As a high school student, back in the day I remember getting in trouble for passing notes in class. Why doesn't that happen with our current students? I can confidently state that not one note has been passed here at BHS this year. Or maybe I should restate this? Not one paper note has been passed this year. Texting is now the preferred method of communicating during class when the teacher is not looking. Not only can you text a friend in the next row, you can also text a friend in the next classroom, town, state, country...


At BHS and at many schools, we spend a lot of time dealing with cell phones, which are currently not allowed to be utilized during the school day. However, modern technology is making it more and more likely that this current headache will turn into an invaluable resource in our classrooms.


The Joan Ganz Cooney Center at Sesame Workshop just published an intriguing study called Pockets of Potential. As stated in the report's Executive Summary, "the report highlights early evidence and examples of how mobile devices may help re-define teaching and learning in the decade ahead. The key opportunities that it outlines for mobile learning are as follows:


  1. Encourage "anywhere, anytime" learning

  2. Reach underserved children

  3. Improve 21st-century social interactions

  4. Fit with learning environments

  5. Enable a personal learning experience

This week Education Week also highlighted trends in education where cellphones are a resource and not a source of contention.
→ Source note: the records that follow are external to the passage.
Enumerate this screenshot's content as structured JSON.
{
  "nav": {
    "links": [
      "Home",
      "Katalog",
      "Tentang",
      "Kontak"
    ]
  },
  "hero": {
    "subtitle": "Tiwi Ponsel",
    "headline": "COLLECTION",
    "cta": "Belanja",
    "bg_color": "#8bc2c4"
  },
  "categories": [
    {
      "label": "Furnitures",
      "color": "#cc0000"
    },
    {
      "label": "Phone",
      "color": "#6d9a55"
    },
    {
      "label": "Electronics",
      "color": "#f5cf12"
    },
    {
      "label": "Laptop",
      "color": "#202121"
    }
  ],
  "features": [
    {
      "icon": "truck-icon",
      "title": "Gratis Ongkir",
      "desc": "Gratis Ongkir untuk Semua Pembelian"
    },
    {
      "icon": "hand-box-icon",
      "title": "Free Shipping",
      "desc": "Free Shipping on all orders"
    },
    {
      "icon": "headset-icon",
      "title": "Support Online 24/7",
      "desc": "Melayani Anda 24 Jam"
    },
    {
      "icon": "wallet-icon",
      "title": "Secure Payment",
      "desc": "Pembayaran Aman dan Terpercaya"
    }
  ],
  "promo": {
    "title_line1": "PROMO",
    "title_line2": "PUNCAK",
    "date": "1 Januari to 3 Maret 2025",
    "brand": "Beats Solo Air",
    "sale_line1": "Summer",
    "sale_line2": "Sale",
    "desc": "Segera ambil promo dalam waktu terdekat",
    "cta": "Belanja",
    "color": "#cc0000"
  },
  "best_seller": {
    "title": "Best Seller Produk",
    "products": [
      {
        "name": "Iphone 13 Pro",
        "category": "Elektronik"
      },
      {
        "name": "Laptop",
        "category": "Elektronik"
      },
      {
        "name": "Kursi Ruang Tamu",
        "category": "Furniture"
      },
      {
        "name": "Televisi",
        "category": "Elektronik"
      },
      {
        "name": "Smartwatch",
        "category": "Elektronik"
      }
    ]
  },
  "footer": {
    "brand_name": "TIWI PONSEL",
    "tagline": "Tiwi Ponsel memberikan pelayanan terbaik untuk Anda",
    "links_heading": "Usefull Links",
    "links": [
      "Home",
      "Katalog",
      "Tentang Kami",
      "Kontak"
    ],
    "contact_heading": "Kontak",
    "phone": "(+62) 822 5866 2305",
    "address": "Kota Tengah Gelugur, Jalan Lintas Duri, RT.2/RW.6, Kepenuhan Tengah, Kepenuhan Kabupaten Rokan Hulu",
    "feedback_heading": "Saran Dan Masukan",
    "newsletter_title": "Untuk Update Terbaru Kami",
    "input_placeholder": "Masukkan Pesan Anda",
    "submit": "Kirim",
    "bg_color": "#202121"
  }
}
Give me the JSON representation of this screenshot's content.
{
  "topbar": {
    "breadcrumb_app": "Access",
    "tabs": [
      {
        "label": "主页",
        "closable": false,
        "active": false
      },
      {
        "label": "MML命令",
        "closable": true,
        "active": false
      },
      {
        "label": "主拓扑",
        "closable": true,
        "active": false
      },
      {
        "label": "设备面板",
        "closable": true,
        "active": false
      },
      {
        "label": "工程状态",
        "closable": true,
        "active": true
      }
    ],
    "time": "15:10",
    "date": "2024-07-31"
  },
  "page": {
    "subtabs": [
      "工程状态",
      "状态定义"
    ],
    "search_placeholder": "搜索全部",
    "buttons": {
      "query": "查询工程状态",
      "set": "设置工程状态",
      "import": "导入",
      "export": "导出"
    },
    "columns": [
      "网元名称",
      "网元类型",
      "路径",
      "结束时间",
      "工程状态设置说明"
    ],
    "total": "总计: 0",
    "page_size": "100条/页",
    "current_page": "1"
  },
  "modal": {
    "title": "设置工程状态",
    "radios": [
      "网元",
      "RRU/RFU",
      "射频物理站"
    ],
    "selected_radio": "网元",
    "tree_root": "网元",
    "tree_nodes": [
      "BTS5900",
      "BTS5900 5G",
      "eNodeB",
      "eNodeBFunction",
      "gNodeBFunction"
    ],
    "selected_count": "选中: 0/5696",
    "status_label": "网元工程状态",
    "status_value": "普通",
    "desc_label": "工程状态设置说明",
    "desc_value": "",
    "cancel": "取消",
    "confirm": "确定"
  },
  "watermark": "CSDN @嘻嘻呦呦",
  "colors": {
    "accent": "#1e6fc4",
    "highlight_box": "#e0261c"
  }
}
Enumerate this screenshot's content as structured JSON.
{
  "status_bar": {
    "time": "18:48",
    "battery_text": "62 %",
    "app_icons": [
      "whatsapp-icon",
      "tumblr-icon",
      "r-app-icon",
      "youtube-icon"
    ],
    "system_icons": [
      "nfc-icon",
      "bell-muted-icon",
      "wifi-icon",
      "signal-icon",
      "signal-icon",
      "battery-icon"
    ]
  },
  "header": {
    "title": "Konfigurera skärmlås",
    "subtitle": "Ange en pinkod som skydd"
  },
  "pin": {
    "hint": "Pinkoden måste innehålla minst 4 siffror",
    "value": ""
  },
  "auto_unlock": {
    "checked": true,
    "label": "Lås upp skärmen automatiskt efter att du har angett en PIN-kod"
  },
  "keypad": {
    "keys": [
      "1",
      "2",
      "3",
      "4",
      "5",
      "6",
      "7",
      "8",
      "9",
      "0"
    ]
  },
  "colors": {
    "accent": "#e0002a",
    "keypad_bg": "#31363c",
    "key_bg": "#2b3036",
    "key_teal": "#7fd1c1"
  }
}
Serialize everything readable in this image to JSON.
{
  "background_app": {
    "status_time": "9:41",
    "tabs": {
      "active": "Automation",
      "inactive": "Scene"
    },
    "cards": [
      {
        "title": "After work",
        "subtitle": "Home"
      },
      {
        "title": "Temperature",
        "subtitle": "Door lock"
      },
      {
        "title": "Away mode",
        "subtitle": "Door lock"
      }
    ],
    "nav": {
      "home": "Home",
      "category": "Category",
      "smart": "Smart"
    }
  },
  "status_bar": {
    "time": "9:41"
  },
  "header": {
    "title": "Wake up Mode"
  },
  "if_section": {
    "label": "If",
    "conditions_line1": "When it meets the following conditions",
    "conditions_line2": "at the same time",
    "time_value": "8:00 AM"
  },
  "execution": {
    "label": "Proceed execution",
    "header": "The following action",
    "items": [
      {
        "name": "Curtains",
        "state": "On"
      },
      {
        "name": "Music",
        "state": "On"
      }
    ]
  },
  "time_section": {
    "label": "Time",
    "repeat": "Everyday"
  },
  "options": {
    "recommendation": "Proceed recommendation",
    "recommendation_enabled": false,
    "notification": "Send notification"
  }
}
One new resource is pollanywhere.com which allows teachers to set up quizzes or questions that students can respond to by texting with their cellphones.


A recent survey of about 100 BHS students found the following results:



  • 100% use Facebook

  • Just under 100% send or receive at least 3 text messages in school

  • 85% send or receive more than 15 texts

  • 45% send or receive more than 50 texts per day (including out of school)

  • 35% send or receive more than 125 texts per day (including out of school)

The question surely is not if we will change our stance on cellphones in school, but when?

1 comment:

  1. What about kdis who don't have a cell phone? (granted, it's a small percentage)

    ReplyDelete